> **Input records**
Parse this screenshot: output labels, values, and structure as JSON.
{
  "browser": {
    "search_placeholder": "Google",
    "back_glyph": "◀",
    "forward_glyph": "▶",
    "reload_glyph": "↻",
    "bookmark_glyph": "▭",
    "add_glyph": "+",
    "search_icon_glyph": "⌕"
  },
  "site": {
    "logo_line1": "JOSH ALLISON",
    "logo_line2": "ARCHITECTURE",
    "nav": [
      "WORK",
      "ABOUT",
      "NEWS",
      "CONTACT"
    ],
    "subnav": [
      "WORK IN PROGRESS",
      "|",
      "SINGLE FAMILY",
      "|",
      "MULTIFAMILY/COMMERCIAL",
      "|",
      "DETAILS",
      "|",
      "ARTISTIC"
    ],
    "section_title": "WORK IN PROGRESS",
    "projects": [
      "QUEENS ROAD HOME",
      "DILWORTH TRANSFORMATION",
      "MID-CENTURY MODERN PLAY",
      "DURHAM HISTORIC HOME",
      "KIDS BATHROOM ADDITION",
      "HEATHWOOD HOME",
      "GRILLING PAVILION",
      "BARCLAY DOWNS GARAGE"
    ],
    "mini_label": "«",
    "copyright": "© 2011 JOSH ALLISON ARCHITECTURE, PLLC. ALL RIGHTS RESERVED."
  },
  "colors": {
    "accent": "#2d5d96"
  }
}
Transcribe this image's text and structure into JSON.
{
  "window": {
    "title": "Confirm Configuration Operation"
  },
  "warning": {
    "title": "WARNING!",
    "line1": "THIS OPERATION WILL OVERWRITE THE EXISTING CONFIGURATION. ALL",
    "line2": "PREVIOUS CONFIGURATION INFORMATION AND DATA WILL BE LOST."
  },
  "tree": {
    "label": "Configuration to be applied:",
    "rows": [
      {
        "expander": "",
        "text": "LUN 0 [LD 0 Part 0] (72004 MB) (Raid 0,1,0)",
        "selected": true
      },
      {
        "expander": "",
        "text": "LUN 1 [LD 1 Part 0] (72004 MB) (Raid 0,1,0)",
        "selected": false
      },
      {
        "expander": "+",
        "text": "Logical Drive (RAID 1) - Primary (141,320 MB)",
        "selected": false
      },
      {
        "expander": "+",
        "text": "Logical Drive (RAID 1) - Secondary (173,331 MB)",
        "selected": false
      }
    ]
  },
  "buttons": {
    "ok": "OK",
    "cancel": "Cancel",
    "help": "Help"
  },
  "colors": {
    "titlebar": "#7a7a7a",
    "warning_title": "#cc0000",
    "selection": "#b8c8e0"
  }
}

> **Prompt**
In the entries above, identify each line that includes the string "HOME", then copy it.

> **Result**
      "QUEENS ROAD HOME",
      "DURHAM HISTORIC HOME",
      "HEATHWOOD HOME",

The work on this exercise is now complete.